During the week of 14-18 September the IU led a delegation of 15 UK universities to Ecuador and Peru. The delegation was organised with support from the UK Foreign & Commonwealth Office.
The objective of this visit was to present UK higher education as the 'partner of choice' in the delivery of education reform programmes which are without precedent in scale or ambition for either country. Ecuador will commit 2.16% of GDP to its higher education sector alone in 2015, while Peru - confronting a decades-long absence of the state from HE - is also correcting sustained underinvestment; expenditure in education (primary, secondary and tertiary combined) and will hit a record high of 3.5% of GDP in 2015, with a target to increase this to 6.0% of GDP by 2030.
The UK delegation included the Vice-Chancellors of the universities of Greenwich, Reading and Abertay, as well as Pro-Vice-Chancellors and other senior representatives of Nottingham, UEA, Leicester, Heriot-Watt, Anglia Ruskin, Newcastle, Brunel, Goldsmiths, Lancaster, St Mary's Twickenham and Southampton.
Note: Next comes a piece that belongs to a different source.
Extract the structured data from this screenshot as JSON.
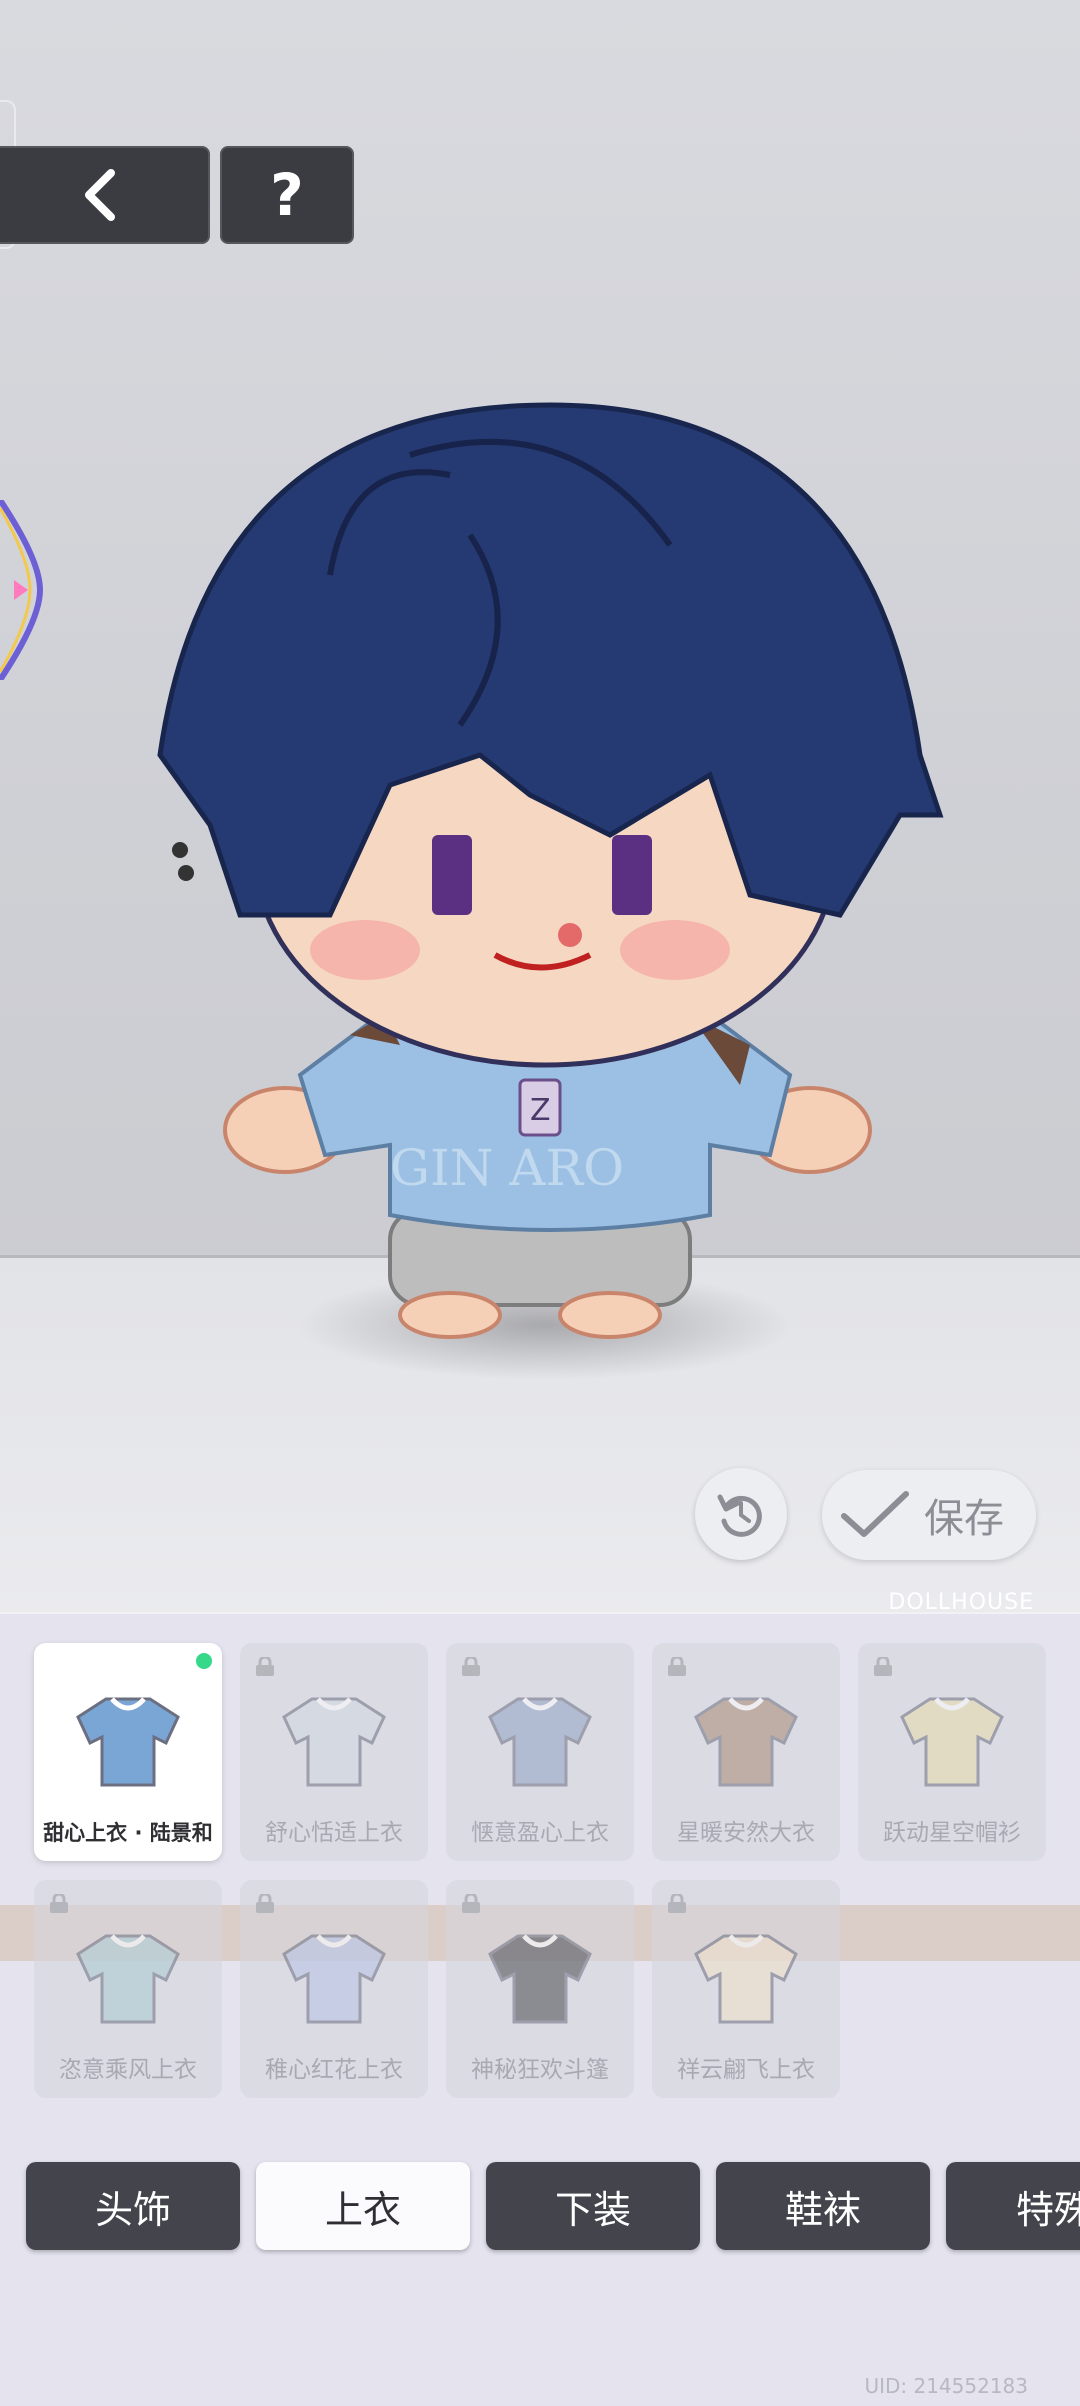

The delegation was led by Professor Colin Grant, Pro-Vice-Chancellor (Internationalisation) of the University of Bath, and Chair of the IU's Latin America Community of Practice. The range of UK institutions, each with its own distinctive strengths, enabled us to make a compelling case to officials in Quito and Lima for governments to look beyond the world rankings when seeking UK partners. UK delegates had the opportunity to meet with over 30 highly regarded Peruvian and Ecuadorian universities during the week, as well as representatives from the private sector.
Teacher training, the effects of climate change on marine ecosystems, satellite remote sensing technologies, university-industry engagement, and other specialist areas too numerous to mention were among those which emerged from wide-ranging discussions - first at Quito's 3,000m elevation (which took its toll on some among our UK group), and latterly at less lofty heights in Lima. A plethora of new national initiatives encompassing -- SME competitiveness (Peru), the transformation of mental health treatment (Ecuador), and English language learning in public schools (both), made for rich conversations with over a dozen government ministers and vice-ministers across the five day programme.
Officials in both countries recognise that international cooperation will be essential in the achievement of a stronger domestic research base, and particularly in the training of a critical mass of PhD-qualified staff (both countries have a very low proportion of PhD-qualified academics and researchers and have set targets to increase this).
Training of postgraduates in the UK will help to boost research cooperation in the medium term, and the IU will be supporting this directly through a new programme agreed with the national Peruvian scholarship agency PRONABEC - to support Peruvian applicants wishing to pursue Masters and PhD study in the UK. We celebrated the launch of this fully-funded scholarship scheme at a reception hosted by the British Ambassador in Peru during our mission, and held operational meetings with agency staff to agree next steps. IU staff will attend the PRONABEC fair in Lima which takes place at the end of October 2015 to promote the new student support service.
The IU is a small team and we focus our efforts where we believe we can add the greatest value, particularly in those locations where UK higher education is less well represented, or remains poorly understood. Working with colleagues operating on the ground - including FCO, UKTI, British Council, and our counterpart organisations overseas - we see particular value in helping UK institutions to build contact networks, and knowledge of the local context, where this does not already exist.
Our focus on Ecuador and Peru forms part of a wider commitment by the International Unit to work to strengthen links between UK universities and Latin America. Currently the region accounts for 6% of the world's globally mobile students, but only 1% of international students in the UK. Institutional partnerships are growing - especially in countries such as Brazil, Mexico, Chile and Colombia - but remain comparatively underdeveloped across the piece. As we were keen to point out during this mission, on average the UK represents a cheaper study destination than the USA (a popular choice for Latin American students considering overseas study), our research impact is greater, and independent evidence confirms that we are among the highest performing sectors for university-business links in the world.
We hope that this IU delegation, and the resulting follow-up, will play a part in transforming the UK HE sector's relationship with Ecuador and Peru - helping our universities to be more visible, better understood, and committed 'partners of choice' for both countries as they continue on a path of educational transformation. We welcome interest from across the UK HE sector in supporting our work with Ecuador and Peru during the months ahead.